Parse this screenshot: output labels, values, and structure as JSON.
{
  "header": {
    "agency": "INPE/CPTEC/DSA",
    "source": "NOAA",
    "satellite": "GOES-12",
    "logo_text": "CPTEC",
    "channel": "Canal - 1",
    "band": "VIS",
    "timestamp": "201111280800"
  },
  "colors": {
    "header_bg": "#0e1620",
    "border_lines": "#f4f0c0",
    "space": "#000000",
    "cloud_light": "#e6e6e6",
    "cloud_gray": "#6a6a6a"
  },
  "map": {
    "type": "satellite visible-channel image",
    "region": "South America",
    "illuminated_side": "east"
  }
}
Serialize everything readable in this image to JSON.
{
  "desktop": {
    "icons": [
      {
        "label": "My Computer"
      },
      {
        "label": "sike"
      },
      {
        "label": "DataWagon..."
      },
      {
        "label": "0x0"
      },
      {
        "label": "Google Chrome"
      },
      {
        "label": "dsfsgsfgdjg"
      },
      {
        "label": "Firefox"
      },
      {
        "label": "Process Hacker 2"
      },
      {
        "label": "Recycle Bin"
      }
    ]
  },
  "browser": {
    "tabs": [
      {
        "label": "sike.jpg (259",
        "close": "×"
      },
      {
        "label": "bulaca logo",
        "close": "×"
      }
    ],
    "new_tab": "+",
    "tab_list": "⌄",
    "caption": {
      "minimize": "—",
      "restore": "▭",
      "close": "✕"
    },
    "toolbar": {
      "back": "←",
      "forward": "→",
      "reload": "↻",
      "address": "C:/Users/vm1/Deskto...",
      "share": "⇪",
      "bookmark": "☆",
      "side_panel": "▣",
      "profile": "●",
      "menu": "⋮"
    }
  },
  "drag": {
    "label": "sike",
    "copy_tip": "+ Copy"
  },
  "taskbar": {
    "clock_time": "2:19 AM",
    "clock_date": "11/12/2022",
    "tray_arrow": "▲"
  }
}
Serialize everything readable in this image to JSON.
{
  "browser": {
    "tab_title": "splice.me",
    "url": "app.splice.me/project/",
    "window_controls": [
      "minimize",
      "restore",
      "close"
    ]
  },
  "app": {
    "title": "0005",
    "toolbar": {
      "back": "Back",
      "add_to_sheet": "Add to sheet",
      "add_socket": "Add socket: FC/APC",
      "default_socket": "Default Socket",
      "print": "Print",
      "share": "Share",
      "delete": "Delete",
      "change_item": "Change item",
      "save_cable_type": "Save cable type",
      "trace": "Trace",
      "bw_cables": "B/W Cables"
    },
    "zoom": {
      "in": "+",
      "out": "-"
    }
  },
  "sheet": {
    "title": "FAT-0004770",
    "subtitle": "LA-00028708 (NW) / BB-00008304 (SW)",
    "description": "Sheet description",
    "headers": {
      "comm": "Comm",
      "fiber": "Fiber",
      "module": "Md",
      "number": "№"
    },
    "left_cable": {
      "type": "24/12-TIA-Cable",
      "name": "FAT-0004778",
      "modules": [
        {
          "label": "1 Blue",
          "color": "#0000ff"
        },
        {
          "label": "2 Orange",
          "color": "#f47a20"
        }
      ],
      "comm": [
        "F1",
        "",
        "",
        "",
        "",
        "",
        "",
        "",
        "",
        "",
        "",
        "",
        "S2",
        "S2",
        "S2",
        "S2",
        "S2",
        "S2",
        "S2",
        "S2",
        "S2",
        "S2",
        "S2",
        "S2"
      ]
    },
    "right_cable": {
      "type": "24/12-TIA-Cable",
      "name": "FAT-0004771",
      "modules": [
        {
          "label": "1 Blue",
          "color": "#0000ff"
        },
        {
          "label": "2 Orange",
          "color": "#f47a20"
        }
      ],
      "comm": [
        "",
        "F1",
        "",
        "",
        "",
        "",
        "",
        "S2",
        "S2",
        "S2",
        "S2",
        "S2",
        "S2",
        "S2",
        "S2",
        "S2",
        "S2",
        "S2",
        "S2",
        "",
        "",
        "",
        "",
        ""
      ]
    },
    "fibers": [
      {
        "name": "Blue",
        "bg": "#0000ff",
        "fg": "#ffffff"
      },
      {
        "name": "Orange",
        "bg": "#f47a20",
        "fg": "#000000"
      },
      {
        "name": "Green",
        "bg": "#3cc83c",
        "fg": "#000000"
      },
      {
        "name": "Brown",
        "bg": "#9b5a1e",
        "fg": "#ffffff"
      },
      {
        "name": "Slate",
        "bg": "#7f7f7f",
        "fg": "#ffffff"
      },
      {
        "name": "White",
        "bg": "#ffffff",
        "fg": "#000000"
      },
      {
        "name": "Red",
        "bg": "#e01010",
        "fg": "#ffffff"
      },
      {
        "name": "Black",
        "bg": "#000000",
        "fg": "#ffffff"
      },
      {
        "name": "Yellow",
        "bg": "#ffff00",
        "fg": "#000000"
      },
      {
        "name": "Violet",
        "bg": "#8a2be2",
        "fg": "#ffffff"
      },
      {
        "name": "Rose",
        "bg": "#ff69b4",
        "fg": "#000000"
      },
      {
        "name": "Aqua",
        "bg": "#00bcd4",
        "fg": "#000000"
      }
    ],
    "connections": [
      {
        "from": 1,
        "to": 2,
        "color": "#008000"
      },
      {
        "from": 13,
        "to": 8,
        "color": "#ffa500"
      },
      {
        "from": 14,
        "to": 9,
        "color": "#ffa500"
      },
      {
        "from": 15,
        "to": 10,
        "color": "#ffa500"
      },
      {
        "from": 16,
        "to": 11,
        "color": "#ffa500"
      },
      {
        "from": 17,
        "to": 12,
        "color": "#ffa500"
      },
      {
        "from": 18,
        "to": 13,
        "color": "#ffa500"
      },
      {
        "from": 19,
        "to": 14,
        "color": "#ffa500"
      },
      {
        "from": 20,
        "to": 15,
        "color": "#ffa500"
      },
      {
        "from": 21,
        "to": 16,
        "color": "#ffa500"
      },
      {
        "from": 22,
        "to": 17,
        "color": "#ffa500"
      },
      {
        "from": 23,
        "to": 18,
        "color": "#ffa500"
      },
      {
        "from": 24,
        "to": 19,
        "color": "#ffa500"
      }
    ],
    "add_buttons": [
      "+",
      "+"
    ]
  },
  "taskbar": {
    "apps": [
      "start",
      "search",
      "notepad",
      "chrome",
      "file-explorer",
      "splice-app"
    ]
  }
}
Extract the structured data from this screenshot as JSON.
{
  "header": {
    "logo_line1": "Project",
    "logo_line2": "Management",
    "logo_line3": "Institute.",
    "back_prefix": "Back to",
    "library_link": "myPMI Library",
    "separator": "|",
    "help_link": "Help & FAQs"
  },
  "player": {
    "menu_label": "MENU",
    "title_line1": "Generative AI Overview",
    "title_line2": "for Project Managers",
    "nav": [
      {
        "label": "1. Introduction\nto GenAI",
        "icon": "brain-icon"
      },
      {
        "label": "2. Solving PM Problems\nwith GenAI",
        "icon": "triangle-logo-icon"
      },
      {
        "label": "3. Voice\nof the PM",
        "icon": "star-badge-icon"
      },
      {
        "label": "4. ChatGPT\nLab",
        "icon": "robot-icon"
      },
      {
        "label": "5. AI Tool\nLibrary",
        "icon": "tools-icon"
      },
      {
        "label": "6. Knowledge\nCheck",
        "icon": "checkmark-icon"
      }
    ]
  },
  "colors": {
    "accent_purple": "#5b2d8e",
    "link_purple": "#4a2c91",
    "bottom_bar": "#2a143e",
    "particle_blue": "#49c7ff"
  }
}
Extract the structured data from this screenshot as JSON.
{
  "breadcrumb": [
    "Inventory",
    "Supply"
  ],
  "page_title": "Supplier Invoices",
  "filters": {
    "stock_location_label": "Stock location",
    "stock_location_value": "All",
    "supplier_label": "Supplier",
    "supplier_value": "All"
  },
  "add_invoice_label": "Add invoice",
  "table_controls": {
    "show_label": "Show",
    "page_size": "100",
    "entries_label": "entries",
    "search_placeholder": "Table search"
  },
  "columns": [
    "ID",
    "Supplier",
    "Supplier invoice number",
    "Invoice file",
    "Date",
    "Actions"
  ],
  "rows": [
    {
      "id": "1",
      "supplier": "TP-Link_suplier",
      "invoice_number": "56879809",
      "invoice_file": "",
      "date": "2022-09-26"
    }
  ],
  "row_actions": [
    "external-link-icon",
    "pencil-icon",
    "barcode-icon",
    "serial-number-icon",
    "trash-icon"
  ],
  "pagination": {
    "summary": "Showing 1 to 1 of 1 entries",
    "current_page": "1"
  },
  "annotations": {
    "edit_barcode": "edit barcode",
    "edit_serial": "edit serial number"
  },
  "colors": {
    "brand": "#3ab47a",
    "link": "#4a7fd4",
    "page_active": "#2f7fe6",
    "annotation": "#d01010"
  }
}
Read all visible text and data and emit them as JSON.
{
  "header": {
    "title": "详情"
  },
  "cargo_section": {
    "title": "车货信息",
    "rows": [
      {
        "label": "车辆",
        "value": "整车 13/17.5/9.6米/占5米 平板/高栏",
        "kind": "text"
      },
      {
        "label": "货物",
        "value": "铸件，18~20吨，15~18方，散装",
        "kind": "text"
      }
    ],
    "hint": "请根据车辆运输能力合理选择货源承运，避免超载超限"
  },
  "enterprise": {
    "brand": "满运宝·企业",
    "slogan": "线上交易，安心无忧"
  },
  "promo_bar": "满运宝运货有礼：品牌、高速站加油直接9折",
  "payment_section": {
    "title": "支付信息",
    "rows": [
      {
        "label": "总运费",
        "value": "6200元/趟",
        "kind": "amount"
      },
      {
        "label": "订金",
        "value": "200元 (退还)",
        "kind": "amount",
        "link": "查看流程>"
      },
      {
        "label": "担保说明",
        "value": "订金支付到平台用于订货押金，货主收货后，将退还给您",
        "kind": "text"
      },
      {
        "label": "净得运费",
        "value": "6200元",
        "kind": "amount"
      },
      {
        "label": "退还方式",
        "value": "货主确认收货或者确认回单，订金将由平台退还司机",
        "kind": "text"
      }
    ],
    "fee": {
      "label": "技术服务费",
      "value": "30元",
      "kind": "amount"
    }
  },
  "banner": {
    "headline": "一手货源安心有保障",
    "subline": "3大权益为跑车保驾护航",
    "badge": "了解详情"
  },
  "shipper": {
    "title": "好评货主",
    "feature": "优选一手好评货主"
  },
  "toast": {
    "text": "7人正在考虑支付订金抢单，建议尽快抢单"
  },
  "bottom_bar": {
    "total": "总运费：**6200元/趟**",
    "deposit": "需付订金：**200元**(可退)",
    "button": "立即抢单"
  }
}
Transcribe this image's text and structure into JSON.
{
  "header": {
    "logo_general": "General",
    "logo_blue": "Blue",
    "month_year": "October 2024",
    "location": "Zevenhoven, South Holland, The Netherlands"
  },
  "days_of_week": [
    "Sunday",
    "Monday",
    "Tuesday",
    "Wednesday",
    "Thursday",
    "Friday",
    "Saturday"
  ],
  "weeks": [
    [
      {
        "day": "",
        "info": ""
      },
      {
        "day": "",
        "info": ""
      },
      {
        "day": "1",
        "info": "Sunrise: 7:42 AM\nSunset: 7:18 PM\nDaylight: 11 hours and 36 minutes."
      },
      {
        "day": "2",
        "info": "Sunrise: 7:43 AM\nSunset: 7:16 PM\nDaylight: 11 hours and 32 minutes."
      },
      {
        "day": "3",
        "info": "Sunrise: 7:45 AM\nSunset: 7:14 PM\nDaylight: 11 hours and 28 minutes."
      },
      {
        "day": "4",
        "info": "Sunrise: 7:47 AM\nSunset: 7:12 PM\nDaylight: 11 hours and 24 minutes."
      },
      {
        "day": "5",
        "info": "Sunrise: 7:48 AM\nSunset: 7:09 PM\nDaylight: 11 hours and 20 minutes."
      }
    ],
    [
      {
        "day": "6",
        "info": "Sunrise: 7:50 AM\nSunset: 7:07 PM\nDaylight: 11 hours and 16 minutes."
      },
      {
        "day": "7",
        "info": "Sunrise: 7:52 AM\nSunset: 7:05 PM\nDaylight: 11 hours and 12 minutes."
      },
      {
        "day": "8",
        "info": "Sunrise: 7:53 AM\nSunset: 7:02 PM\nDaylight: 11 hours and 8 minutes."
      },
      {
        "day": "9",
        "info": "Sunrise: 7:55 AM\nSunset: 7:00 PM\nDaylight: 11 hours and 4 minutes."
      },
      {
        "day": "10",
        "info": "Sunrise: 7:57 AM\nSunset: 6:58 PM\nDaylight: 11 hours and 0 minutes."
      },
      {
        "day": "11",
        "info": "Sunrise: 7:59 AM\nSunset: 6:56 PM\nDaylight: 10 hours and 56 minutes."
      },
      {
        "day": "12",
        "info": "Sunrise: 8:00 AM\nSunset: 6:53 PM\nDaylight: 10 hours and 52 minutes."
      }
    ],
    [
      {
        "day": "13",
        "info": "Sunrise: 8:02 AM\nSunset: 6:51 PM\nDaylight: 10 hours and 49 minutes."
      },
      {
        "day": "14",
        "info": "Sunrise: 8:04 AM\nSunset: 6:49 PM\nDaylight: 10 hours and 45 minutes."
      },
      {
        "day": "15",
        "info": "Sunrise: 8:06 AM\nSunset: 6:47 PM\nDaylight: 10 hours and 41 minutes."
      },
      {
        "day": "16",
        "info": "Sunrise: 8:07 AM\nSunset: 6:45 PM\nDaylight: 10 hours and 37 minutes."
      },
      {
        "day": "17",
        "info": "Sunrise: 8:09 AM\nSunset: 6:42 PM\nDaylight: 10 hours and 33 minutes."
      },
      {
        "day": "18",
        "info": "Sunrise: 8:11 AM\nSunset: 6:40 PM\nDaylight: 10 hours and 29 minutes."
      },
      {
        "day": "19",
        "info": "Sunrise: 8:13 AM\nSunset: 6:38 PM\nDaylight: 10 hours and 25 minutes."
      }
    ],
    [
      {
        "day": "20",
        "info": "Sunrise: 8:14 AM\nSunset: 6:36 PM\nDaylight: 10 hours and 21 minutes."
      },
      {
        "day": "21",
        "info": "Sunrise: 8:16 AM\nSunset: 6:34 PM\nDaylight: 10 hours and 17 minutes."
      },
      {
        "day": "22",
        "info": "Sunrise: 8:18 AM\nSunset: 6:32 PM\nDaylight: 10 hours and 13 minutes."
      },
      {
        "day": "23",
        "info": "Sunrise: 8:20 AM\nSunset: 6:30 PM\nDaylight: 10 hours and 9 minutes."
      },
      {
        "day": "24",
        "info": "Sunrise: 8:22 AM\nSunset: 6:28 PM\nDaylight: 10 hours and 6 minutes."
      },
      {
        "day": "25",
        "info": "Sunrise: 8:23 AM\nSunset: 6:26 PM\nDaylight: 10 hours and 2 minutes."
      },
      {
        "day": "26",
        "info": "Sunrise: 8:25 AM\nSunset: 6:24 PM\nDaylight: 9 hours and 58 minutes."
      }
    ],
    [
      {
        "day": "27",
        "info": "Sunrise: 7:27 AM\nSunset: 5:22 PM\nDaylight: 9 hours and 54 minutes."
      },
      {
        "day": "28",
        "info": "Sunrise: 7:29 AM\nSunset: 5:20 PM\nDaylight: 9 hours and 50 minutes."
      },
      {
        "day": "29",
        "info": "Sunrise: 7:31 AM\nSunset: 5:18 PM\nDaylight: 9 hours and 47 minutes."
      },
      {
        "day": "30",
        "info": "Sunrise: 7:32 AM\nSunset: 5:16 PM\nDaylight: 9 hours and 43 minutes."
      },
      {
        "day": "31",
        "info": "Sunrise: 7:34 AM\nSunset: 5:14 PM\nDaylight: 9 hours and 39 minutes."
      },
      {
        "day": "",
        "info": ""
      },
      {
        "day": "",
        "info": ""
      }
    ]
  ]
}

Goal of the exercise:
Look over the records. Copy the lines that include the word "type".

Exercise output:
    "type": "satellite visible-channel image",
      "save_cable_type": "Save cable type",
      "type": "24/12-TIA-Cable",
      "type": "24/12-TIA-Cable",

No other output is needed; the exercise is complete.